On Thursday, the Centers for Medicare and Medicaid Services (CMS)issued a final rule on accountable care organizations (ACOs)that includes major changes aimed at making the voluntary program more appealing to providers. This decision comesafter the proposed rule on the health reform law's key delivery system reform received vocal criticism from hospital and physician groups as being unworkable and too burdensome to pursue without substantial modifications.
Agency officials hope the revisions will draw as many as two times the number of participants earlier expected and say federal savings from ACOs could be up to $940 million over four years.
CMS also scaled back the number of quality measures in the final version. The final rule says ACOs in the first year will have the option to get paid for the reporting of all 33 quality measures, but pay-for-performance requirements will be phased in over the three-year period.
A CMS official said that in the second year, ACOs will have pay-for-reporting-and-performance for 25 of the 33 measures, and in the third year, there will be pay-for-reporting-and-performance for all but one of the measures.

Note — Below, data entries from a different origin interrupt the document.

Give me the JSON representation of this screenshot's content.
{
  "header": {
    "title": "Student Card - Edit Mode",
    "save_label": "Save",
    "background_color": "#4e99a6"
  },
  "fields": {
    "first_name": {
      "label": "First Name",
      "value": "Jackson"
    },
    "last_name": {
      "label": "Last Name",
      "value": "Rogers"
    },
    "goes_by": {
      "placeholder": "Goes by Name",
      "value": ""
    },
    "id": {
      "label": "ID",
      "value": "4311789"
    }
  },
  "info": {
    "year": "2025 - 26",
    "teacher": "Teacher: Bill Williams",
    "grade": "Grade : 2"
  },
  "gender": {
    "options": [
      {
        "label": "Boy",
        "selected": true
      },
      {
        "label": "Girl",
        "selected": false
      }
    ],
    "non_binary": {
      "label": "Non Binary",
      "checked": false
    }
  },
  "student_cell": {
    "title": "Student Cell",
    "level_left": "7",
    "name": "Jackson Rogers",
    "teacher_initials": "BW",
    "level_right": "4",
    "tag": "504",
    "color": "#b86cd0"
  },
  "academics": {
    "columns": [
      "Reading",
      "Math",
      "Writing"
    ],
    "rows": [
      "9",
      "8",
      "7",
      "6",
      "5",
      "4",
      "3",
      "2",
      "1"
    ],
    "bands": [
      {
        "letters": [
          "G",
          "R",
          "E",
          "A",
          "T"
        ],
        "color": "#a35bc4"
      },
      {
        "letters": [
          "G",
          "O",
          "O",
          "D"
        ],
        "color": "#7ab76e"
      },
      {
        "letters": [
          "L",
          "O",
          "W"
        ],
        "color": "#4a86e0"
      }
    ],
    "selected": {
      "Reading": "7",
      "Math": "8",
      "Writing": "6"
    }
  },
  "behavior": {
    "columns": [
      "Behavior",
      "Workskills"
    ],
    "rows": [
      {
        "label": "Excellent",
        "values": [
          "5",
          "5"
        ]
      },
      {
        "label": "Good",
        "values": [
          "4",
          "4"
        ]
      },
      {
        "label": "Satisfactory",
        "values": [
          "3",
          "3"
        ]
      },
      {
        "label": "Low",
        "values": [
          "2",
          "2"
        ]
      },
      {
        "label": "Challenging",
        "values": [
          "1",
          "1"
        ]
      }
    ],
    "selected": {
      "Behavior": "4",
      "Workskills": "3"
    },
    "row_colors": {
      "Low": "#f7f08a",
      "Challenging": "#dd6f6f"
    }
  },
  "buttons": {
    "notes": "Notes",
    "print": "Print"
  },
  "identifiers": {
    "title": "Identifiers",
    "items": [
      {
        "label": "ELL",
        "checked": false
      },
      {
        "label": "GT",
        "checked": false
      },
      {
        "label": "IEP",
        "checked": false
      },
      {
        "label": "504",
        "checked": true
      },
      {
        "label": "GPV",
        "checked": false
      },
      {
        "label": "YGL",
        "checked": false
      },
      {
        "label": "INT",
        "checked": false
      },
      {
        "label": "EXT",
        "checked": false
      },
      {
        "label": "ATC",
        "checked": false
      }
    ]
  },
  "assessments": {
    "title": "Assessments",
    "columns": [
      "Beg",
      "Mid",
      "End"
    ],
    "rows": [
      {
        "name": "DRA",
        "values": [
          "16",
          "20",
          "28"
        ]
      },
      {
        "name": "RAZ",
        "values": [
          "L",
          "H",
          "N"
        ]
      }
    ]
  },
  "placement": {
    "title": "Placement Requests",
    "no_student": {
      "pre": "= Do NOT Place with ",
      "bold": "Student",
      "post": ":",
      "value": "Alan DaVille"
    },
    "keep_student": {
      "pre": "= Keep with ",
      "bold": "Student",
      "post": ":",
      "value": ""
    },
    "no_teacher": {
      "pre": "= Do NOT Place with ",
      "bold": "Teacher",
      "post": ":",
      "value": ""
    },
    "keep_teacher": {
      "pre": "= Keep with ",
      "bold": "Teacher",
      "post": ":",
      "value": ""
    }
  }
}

The ACO program will be established by January 1, 2012, with the first round of applications due in early 2012. The first ACO agreements will start on a rolling basis from April 1 through July 1.